{
if ((value & 0x0800) != 0)
{ // if mantissa should be negative
return (short) ((value & 0x0FFF)  0xF000);
}
return (short) (value & 0x0FFF);
}
public double parseSFLOATtoDouble(short value)
{
// NaN
if (value == 0x07FF)
{
return Double.NaN;
}
// NRes (not at this resolution)
else if (value == 0x0800)
{
return Double.NaN;
}
// +INF
else if (value == 0x07FE)
{
return Double.POSITIVE_INFINITY;
}
// INF
else if (value == 0x0802)
{
return Double.NEGATIVE_INFINITY;
}
// Reserved
else if (value == 0x0801)
{
return Double.NaN;
}
else
{
return ((double) getMantissa(value)) * Math.pow(10, getExponent(value));
}
}
I can't find any float specification associated with IEEE 11073, you probably mean a Half precision float (sometimes also called Minifloat).
The format is described sufficiently in Wikipedia to easily convert it into a normal float. Basically, you split it into the 3 fields (sign, exponent, mantissa). The sign does not need conversion, just needs to be shifted to the correct position. Then check the exponent if its MIN or MAX value, handle special cases (Inf, NaN, subnormals/denormalized). Otherwise just correct the bias of the exponent and shift to correct position. For the mantissa, add as many zeros to the right as required. Finally put everything together into an int and use Float.intBitsToFloat(bits) to convert the bits into a normal java float.
Conversion from float works almost the same, only with the additional pitfalls of rounding, overflow and underflow.

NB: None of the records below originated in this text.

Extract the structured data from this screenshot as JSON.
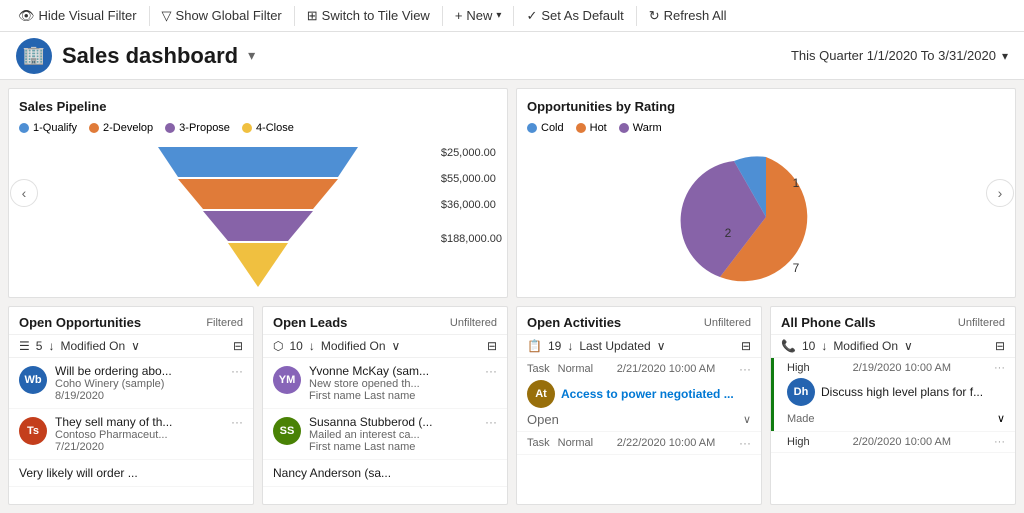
{
  "toolbar": {
    "hide_visual_filter": "Hide Visual Filter",
    "show_global_filter": "Show Global Filter",
    "switch_to_tile_view": "Switch to Tile View",
    "new": "New",
    "set_as_default": "Set As Default",
    "refresh_all": "Refresh All"
  },
  "header": {
    "title": "Sales dashboard",
    "date_range": "This Quarter 1/1/2020 To 3/31/2020",
    "icon": "🏢"
  },
  "sales_pipeline": {
    "title": "Sales Pipeline",
    "legend": [
      {
        "label": "1-Qualify",
        "color": "#4e8fd4"
      },
      {
        "label": "2-Develop",
        "color": "#e07b39"
      },
      {
        "label": "3-Propose",
        "color": "#8763a8"
      },
      {
        "label": "4-Close",
        "color": "#f0c040"
      }
    ],
    "values": [
      {
        "amount": "$25,000.00",
        "color": "#4e8fd4"
      },
      {
        "amount": "$55,000.00",
        "color": "#e07b39"
      },
      {
        "amount": "$36,000.00",
        "color": "#8763a8"
      },
      {
        "amount": "$188,000.00",
        "color": "#f0c040"
      }
    ]
  },
  "opportunities_by_rating": {
    "title": "Opportunities by Rating",
    "legend": [
      {
        "label": "Cold",
        "color": "#4e8fd4"
      },
      {
        "label": "Hot",
        "color": "#e07b39"
      },
      {
        "label": "Warm",
        "color": "#8763a8"
      }
    ],
    "segments": [
      {
        "label": "1",
        "value": 1
      },
      {
        "label": "2",
        "value": 2
      },
      {
        "label": "7",
        "value": 7
      }
    ]
  },
  "open_opportunities": {
    "title": "Open Opportunities",
    "badge": "Filtered",
    "count": "5",
    "sort": "Modified On",
    "items": [
      {
        "initials": "Wb",
        "color": "#2564b0",
        "line1": "Will be ordering abo...",
        "line2": "Coho Winery (sample)",
        "line3": "8/19/2020"
      },
      {
        "initials": "Ts",
        "color": "#c43e1c",
        "line1": "They sell many of th...",
        "line2": "Contoso Pharmaceut...",
        "line3": "7/21/2020"
      },
      {
        "initials": "",
        "color": "#aaa",
        "line1": "Very likely will order ...",
        "line2": "",
        "line3": ""
      }
    ]
  },
  "open_leads": {
    "title": "Open Leads",
    "badge": "Unfiltered",
    "count": "10",
    "sort": "Modified On",
    "items": [
      {
        "initials": "YM",
        "color": "#8764b8",
        "line1": "Yvonne McKay (sam...",
        "line2": "New store opened th...",
        "line3": "First name Last name"
      },
      {
        "initials": "SS",
        "color": "#498205",
        "line1": "Susanna Stubberod (...",
        "line2": "Mailed an interest ca...",
        "line3": "First name Last name"
      },
      {
        "initials": "",
        "color": "#aaa",
        "line1": "Nancy Anderson (sa...",
        "line2": "",
        "line3": ""
      }
    ]
  },
  "open_activities": {
    "title": "Open Activities",
    "badge": "Unfiltered",
    "count": "19",
    "sort": "Last Updated",
    "items": [
      {
        "tag1": "Task",
        "tag2": "Normal",
        "date": "2/21/2020 10:00 AM",
        "initials": "At",
        "color": "#986f0b",
        "text": "Access to power negotiated ...",
        "status": "Open"
      },
      {
        "tag1": "Task",
        "tag2": "Normal",
        "date": "2/22/2020 10:00 AM",
        "initials": "",
        "color": "#aaa",
        "text": "",
        "status": ""
      }
    ]
  },
  "all_phone_calls": {
    "title": "All Phone Calls",
    "badge": "Unfiltered",
    "count": "10",
    "sort": "Modified On",
    "items": [
      {
        "priority": "High",
        "time": "2/19/2020 10:00 AM",
        "initials": "Dh",
        "color": "#2564b0",
        "text": "Discuss high level plans for f...",
        "status": "Made"
      },
      {
        "priority": "High",
        "time": "2/20/2020 10:00 AM",
        "initials": "",
        "color": "#aaa",
        "text": "",
        "status": ""
      }
    ]
  }
}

1That is most of it, presuming the infinity and NaN conversions are handled properly (including the signaling bit of NaNs). However, you also have to handle denormals. When the biased exponent is 0, the significand field is interpreted differently: The implicit bit is 0, not 1. This must be adjusted for, because the adjusted exponent in the 32bit float will not be zero, so the implicit bit will be 1. One adjustment is to subtract the value of the implicit bit (0x1p126) from the 32bit float (if it is positive, add if negative). – Eric Postpischil Jul 19 '12 at 16:31

Good point, edited it to mention denormalized numbers. SNaN's shouldn't cause trouble since java supresses signalling. – Durandal Jul 19 '12 at 16:33

Per Petri P’s answer, the SFLOAT format uses base ten, and this is not a halfprecision float, so merely adjusting a binary exponent cannot work. – Eric Postpischil Aug 26 at 12:36